And 2016 was as close to a sack-free trading year as we've had in a long time. The USMEF has just announced "Exports of US beef and pork products finished 2016 on a high note as pork exports reached record volumes while beef exports logged the largest monthly volume in December."
USMEF said "Pork export volume reached a record 2.31 million metric tons (mt) in 2016, up 8% year-over-year and 2% above the previous high in 2012, according to USMEF. Export value climbed 7 percent from a year ago to $5.94 billion. For December, pork exports totaled 222,635 mt, an 18% year-over-year increase, valued at $564.2 million, which represents a 20% increase."
To spike that pigskin in the end zone and do a porcine happy dance, exports accounted for 25.8% of total pork production and 21.5% for muscle cuts, an increase of 24.2% and 20.8%, respectively, over 2015. Export value per head slaughtered averaged $50.20 in 2016, up 4% from the previous year. The December average was $56.06, up 24%.
In other words, exports are solid gold, the cash cow (or cash pig) of America's animal agriculture. Now is not the time to be playing around with our trade commitments and creating uncertainty about our role as a reliable trading partner. Trump's desire to "renegotiate" NAFTA and leave TPP in the dust could lead a sudden plunge in our export business. With the today's ag economy resembling an old-fashoned wake, Washington needs to be searching for all the trade advantages it can find.

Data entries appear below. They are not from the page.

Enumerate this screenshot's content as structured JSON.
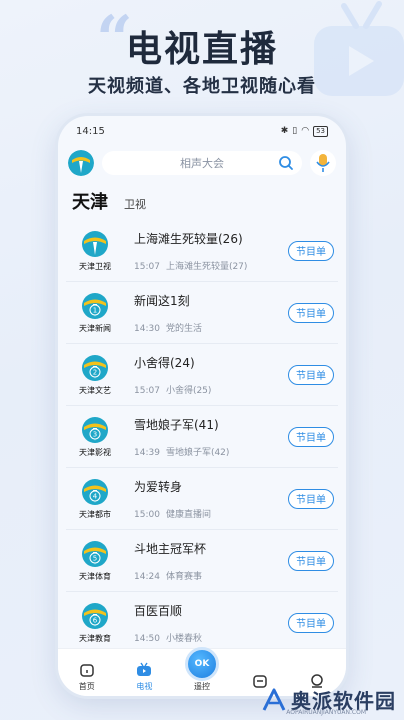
{
  "promo": {
    "title": "电视直播",
    "subtitle": "天视频道、各地卫视随心看"
  },
  "status_bar": {
    "time": "14:15",
    "icons": [
      "bluetooth-icon",
      "vibrate-icon",
      "wifi-icon",
      "battery-icon"
    ],
    "battery": "53"
  },
  "search": {
    "placeholder": "相声大会"
  },
  "categories": {
    "active": "天津",
    "secondary": "卫视"
  },
  "channels": [
    {
      "name": "天津卫视",
      "num": "",
      "now": "上海滩生死较量(26)",
      "next_time": "15:07",
      "next_title": "上海滩生死较量(27)",
      "button": "节目单"
    },
    {
      "name": "天津新闻",
      "num": "1",
      "now": "新闻这1刻",
      "next_time": "14:30",
      "next_title": "党的生活",
      "button": "节目单"
    },
    {
      "name": "天津文艺",
      "num": "2",
      "now": "小舍得(24)",
      "next_time": "15:07",
      "next_title": "小舍得(25)",
      "button": "节目单"
    },
    {
      "name": "天津影视",
      "num": "3",
      "now": "雪地娘子军(41)",
      "next_time": "14:39",
      "next_title": "雪地娘子军(42)",
      "button": "节目单"
    },
    {
      "name": "天津都市",
      "num": "4",
      "now": "为爱转身",
      "next_time": "15:00",
      "next_title": "健康直播间",
      "button": "节目单"
    },
    {
      "name": "天津体育",
      "num": "5",
      "now": "斗地主冠军杯",
      "next_time": "14:24",
      "next_title": "体育赛事",
      "button": "节目单"
    },
    {
      "name": "天津教育",
      "num": "6",
      "now": "百医百顺",
      "next_time": "14:50",
      "next_title": "小楼春秋",
      "button": "节目单"
    }
  ],
  "tabs": [
    {
      "label": "首页",
      "icon": "home-icon"
    },
    {
      "label": "电视",
      "icon": "tv-icon"
    },
    {
      "label": "遥控",
      "icon": "remote-icon",
      "ok": "OK"
    },
    {
      "label": "",
      "icon": "screen-icon"
    },
    {
      "label": "",
      "icon": "profile-icon"
    }
  ],
  "watermark": {
    "text": "奥派软件园",
    "url": "AOPAIRUANJIANYUAN.COM"
  },
  "colors": {
    "accent": "#2f8de4",
    "logo_teal": "#1fa7c8",
    "logo_yellow": "#f3c21b"
  }
}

USMEF says capitalizing on duty-free access through NAFTA and the lower duties negotiated in the U. S.-Central America-Dominican Republic Free Trade Agreement (CAFTA-DR), U. S. red meat exports to this region have grown substantially. The dollar potential of an equally open trading opportunity with the TPP countries offers a breath-taking bonus for American agriculture.
The TPP nations can put some serious dollars on the kitchen table. The USMEF said demand for beef in Asian markets drove growth in US beef exports. "For the year (2016), exports of beef advanced 11% in volume to 1.19 million mt and 1% in value to $6.34 billion compared to 2015. For December, exports totaled 116,847 mt, a 24% increase year-over-year. USMEF said this was the largest monthly volume since July 2013 and the largest ever for December. Export value jumped 22% to $619.1 million in December.

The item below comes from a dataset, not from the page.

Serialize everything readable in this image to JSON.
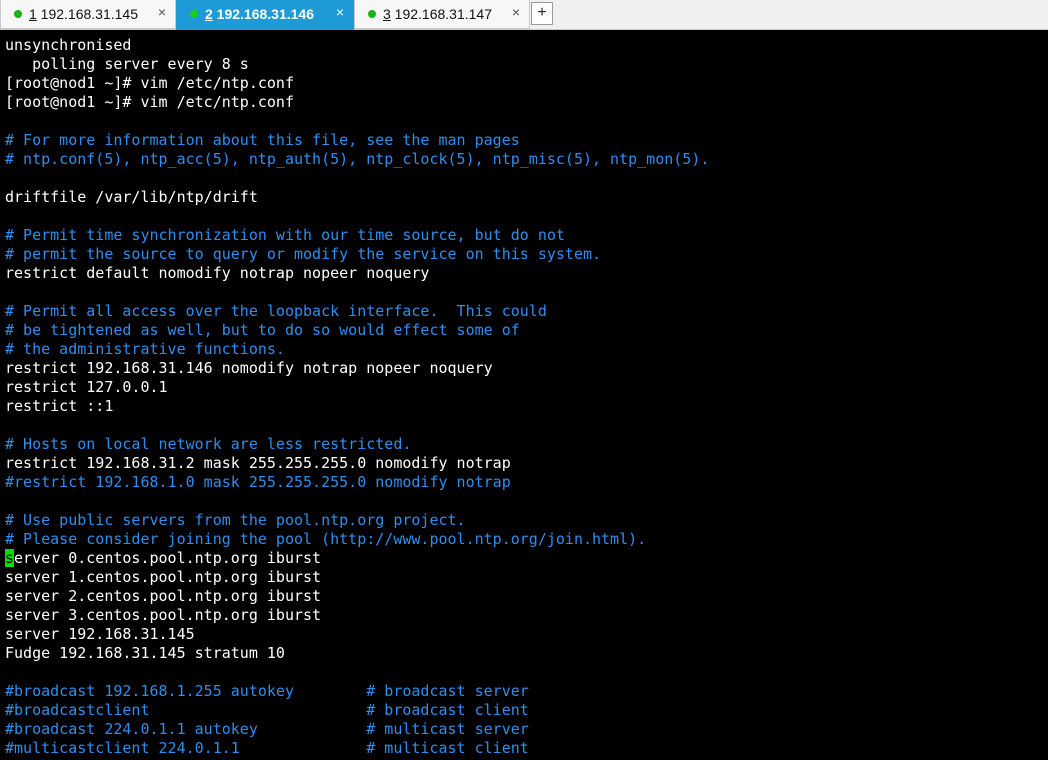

Exports in 2016 accounted for 13.7% of total beef production and 10.5% for muscle cuts, which represents increases of 13.1% and 10%, respectively, compared to 2015. December exports accounted for 15.6% of total December beef production and 12.1% for muscle cuts only, USMEF says. Each segment increased more than 2 percentage points from a year ago and was the highest since 2011. Export value per head of fed slaughter declined 6% to an average of $262.17. But the December average was $301.97 — up 14% and the highest in nearly two years, according to USMEF.
Tampering with that kind of growth is dangerous. There is a small chance that a better deal might be reached. The much bigger and more realistic chance is suddenly shunned trading partners will look elsewhere, searching for reliable sources. Even worse, an angered ex could retaliate in unexpected ways, creating an ever increasing economic crisis and opening the door to regional rivals like China.
Crazy exes and the damage they can do? Miranda Lambert sang about that a few years ago.